BEGIN
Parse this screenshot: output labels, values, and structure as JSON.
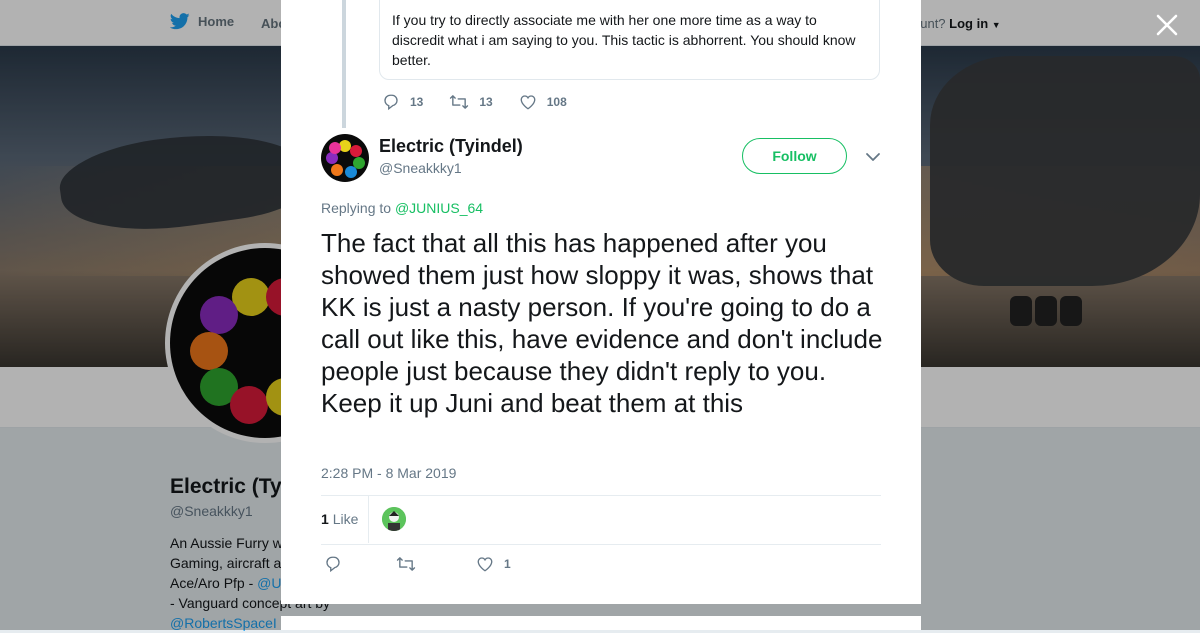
{
  "nav": {
    "home_label": "Home",
    "about_label": "Abo",
    "account_prompt": "ccount?",
    "login_label": "Log in"
  },
  "profile": {
    "name": "Electric (Ty",
    "handle": "@Sneakkky1",
    "bio_lines": [
      "An Aussie Furry w",
      "Gaming, aircraft a",
      "Ace/Aro Pfp - ",
      "- Vanguard concept art by"
    ],
    "bio_link_1": "@U",
    "bio_link_2": "@RobertsSpaceI"
  },
  "quoted_tweet": {
    "text": "If you try to directly associate me with her one more time as a way to discredit what i am saying to you. This tactic is abhorrent. You should know better.",
    "replies": "13",
    "retweets": "13",
    "likes": "108"
  },
  "tweet": {
    "display_name": "Electric (Tyindel)",
    "handle": "@Sneakkky1",
    "follow_label": "Follow",
    "replying_prefix": "Replying to ",
    "replying_to": "@JUNIUS_64",
    "text": "The fact that all this has happened after you showed them just how sloppy it was, shows that KK is just a nasty person. If you're going to do a call out like this, have evidence and don't include people just because they didn't reply to you. Keep it up Juni and beat them at this",
    "timestamp": "2:28 PM - 8 Mar 2019",
    "like_count": "1",
    "like_label": "Like",
    "action_like_count": "1"
  },
  "colors": {
    "accent": "#17bf63",
    "link": "#1da1f2",
    "text": "#14171a",
    "muted": "#657786"
  },
  "icons": {
    "nav_logo": "bird-icon",
    "close": "close-icon",
    "reply": "reply-icon",
    "retweet": "retweet-icon",
    "like": "heart-icon",
    "menu": "chevron-down-icon"
  }
}
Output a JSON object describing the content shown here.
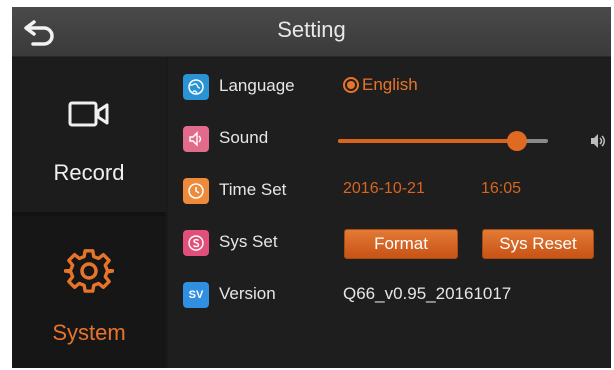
{
  "header": {
    "title": "Setting",
    "back_icon": "back-arrow-icon"
  },
  "sidebar": {
    "items": [
      {
        "label": "Record",
        "icon": "video-camera-icon",
        "active": false
      },
      {
        "label": "System",
        "icon": "gear-icon",
        "active": true
      }
    ]
  },
  "settings": {
    "language": {
      "label": "Language",
      "icon": "globe-icon",
      "selected": "English"
    },
    "sound": {
      "label": "Sound",
      "icon": "speaker-icon",
      "level_percent": 85
    },
    "time_set": {
      "label": "Time Set",
      "icon": "clock-icon",
      "date": "2016-10-21",
      "time": "16:05"
    },
    "sys_set": {
      "label": "Sys Set",
      "icon": "s-icon",
      "format_label": "Format",
      "reset_label": "Sys Reset"
    },
    "version": {
      "label": "Version",
      "icon_text": "SV",
      "value": "Q66_v0.95_20161017"
    }
  },
  "colors": {
    "accent": "#e8742a",
    "background": "#1e1e1e",
    "header": "#3f3f3f",
    "text": "#e6e6e6"
  }
}
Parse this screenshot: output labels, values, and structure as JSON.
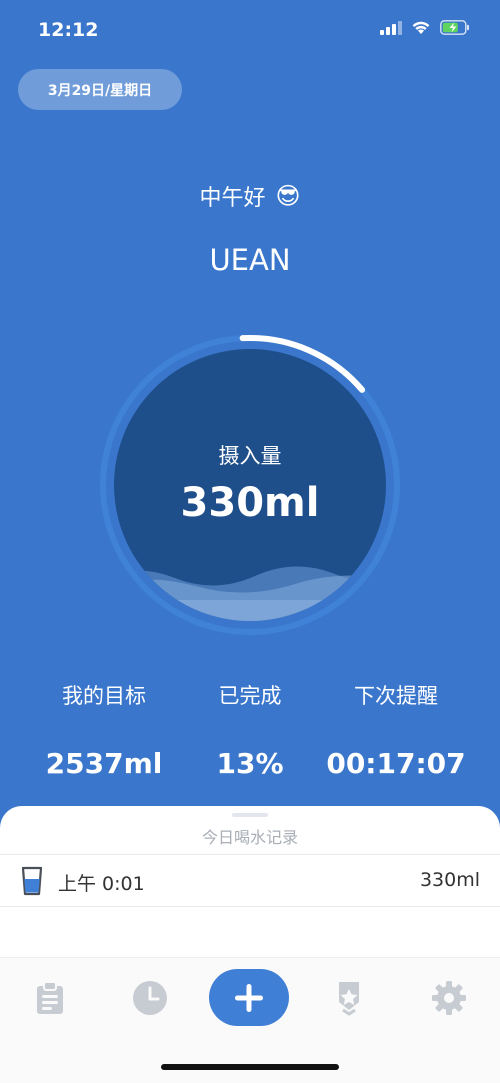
{
  "status_bar": {
    "time": "12:12"
  },
  "header": {
    "date": "3月29日/星期日",
    "greeting": "中午好",
    "greeting_emoji": "😎",
    "username": "UEAN"
  },
  "gauge": {
    "label": "摄入量",
    "value": "330ml",
    "progress_fraction": 0.13
  },
  "stats": [
    {
      "label": "我的目标",
      "value": "2537ml"
    },
    {
      "label": "已完成",
      "value": "13%"
    },
    {
      "label": "下次提醒",
      "value": "00:17:07"
    }
  ],
  "records": {
    "title": "今日喝水记录",
    "items": [
      {
        "time": "上午 0:01",
        "amount": "330ml"
      }
    ]
  },
  "tabbar": {
    "tabs": [
      {
        "name": "tab-records",
        "icon": "clipboard-icon"
      },
      {
        "name": "tab-history",
        "icon": "clock-icon"
      },
      {
        "name": "tab-add",
        "icon": "plus-icon"
      },
      {
        "name": "tab-achievements",
        "icon": "star-badge-icon"
      },
      {
        "name": "tab-settings",
        "icon": "gear-icon"
      }
    ]
  },
  "colors": {
    "background": "#3a77cc",
    "gauge_inner": "#1f4f8b",
    "accent": "#3f7fd6",
    "tab_icon": "#c7cbd2"
  }
}
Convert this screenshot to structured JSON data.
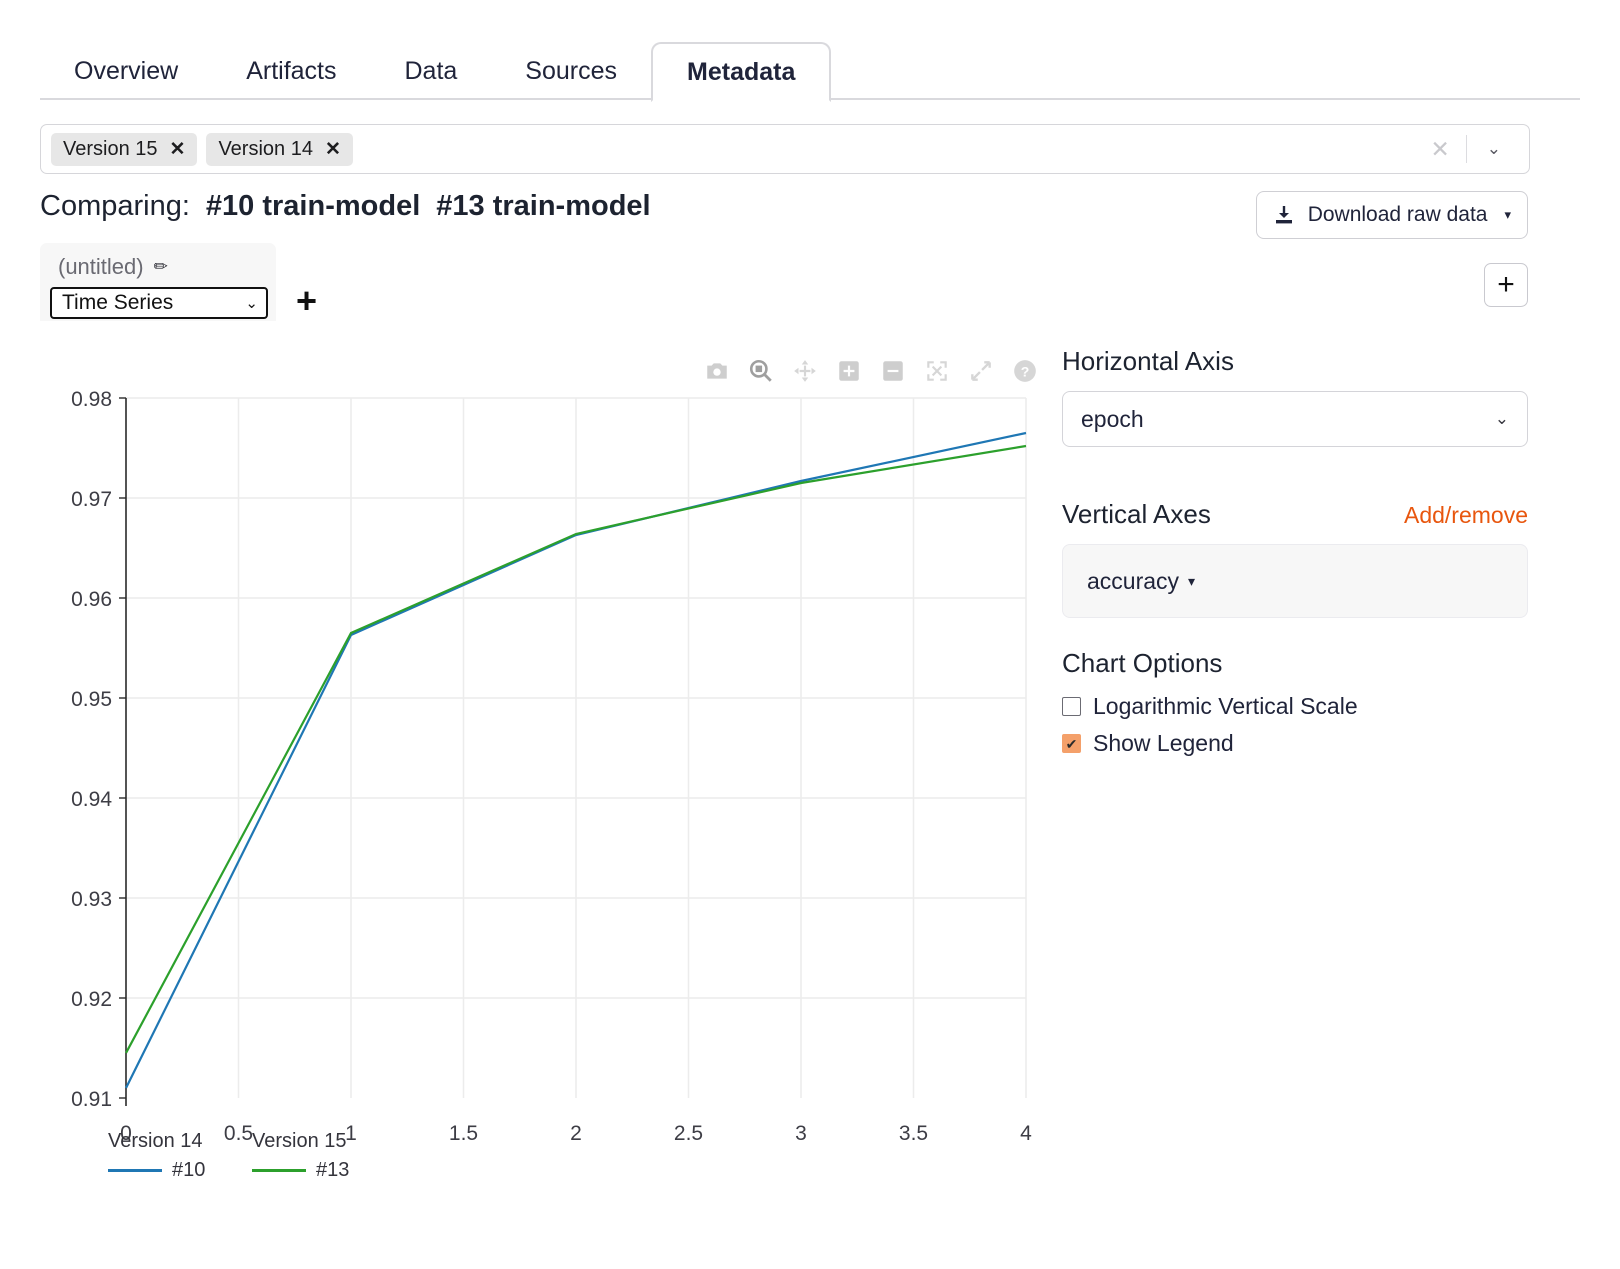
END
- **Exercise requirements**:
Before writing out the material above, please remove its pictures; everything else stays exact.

- **Output of the exercise**:
Parse this screenshot: output labels, values, and structure as JSON.
{
  "nav": {
    "home_label": "Home",
    "about_label": "Abo",
    "account_prompt": "ccount?",
    "login_label": "Log in"
  },
  "profile": {
    "name": "Electric (Ty",
    "handle": "@Sneakkky1",
    "bio_lines": [
      "An Aussie Furry w",
      "Gaming, aircraft a",
      "Ace/Aro Pfp - ",
      "- Vanguard concept art by"
    ],
    "bio_link_1": "@U",
    "bio_link_2": "@RobertsSpaceI"
  },
  "quoted_tweet": {
    "text": "If you try to directly associate me with her one more time as a way to discredit what i am saying to you. This tactic is abhorrent. You should know better.",
    "replies": "13",
    "retweets": "13",
    "likes": "108"
  },
  "tweet": {
    "display_name": "Electric (Tyindel)",
    "handle": "@Sneakkky1",
    "follow_label": "Follow",
    "replying_prefix": "Replying to ",
    "replying_to": "@JUNIUS_64",
    "text": "The fact that all this has happened after you showed them just how sloppy it was, shows that KK is just a nasty person. If you're going to do a call out like this, have evidence and don't include people just because they didn't reply to you. Keep it up Juni and beat them at this",
    "timestamp": "2:28 PM - 8 Mar 2019",
    "like_count": "1",
    "like_label": "Like",
    "action_like_count": "1"
  },
  "colors": {
    "accent": "#17bf63",
    "link": "#1da1f2",
    "text": "#14171a",
    "muted": "#657786"
  },
  "icons": {
    "nav_logo": "bird-icon",
    "close": "close-icon",
    "reply": "reply-icon",
    "retweet": "retweet-icon",
    "like": "heart-icon",
    "menu": "chevron-down-icon"
  }
}
Output a JSON object describing the content shown here.
{
  "header": {
    "title": "Setting",
    "back_icon": "back-arrow-icon"
  },
  "sidebar": {
    "items": [
      {
        "label": "Record",
        "icon": "video-camera-icon",
        "active": false
      },
      {
        "label": "System",
        "icon": "gear-icon",
        "active": true
      }
    ]
  },
  "settings": {
    "language": {
      "label": "Language",
      "icon": "globe-icon",
      "selected": "English"
    },
    "sound": {
      "label": "Sound",
      "icon": "speaker-icon",
      "level_percent": 85
    },
    "time_set": {
      "label": "Time Set",
      "icon": "clock-icon",
      "date": "2016-10-21",
      "time": "16:05"
    },
    "sys_set": {
      "label": "Sys Set",
      "icon": "s-icon",
      "format_label": "Format",
      "reset_label": "Sys Reset"
    },
    "version": {
      "label": "Version",
      "icon_text": "SV",
      "value": "Q66_v0.95_20161017"
    }
  },
  "colors": {
    "accent": "#e8742a",
    "background": "#1e1e1e",
    "header": "#3f3f3f",
    "text": "#e6e6e6"
  }
}
Parse this screenshot: output labels, values, and structure as JSON.
{
  "status_bar": {
    "time": "12:12"
  },
  "header": {
    "date": "3月29日/星期日",
    "greeting": "中午好",
    "greeting_emoji": "😎",
    "username": "UEAN"
  },
  "gauge": {
    "label": "摄入量",
    "value": "330ml",
    "progress_fraction": 0.13
  },
  "stats": [
    {
      "label": "我的目标",
      "value": "2537ml"
    },
    {
      "label": "已完成",
      "value": "13%"
    },
    {
      "label": "下次提醒",
      "value": "00:17:07"
    }
  ],
  "records": {
    "title": "今日喝水记录",
    "items": [
      {
        "time": "上午 0:01",
        "amount": "330ml"
      }
    ]
  },
  "tabbar": {
    "tabs": [
      {
        "name": "tab-records",
        "icon": "clipboard-icon"
      },
      {
        "name": "tab-history",
        "icon": "clock-icon"
      },
      {
        "name": "tab-add",
        "icon": "plus-icon"
      },
      {
        "name": "tab-achievements",
        "icon": "star-badge-icon"
      },
      {
        "name": "tab-settings",
        "icon": "gear-icon"
      }
    ]
  },
  "colors": {
    "background": "#3a77cc",
    "gauge_inner": "#1f4f8b",
    "accent": "#3f7fd6",
    "tab_icon": "#c7cbd2"
  }
}
Convert this screenshot to structured JSON data.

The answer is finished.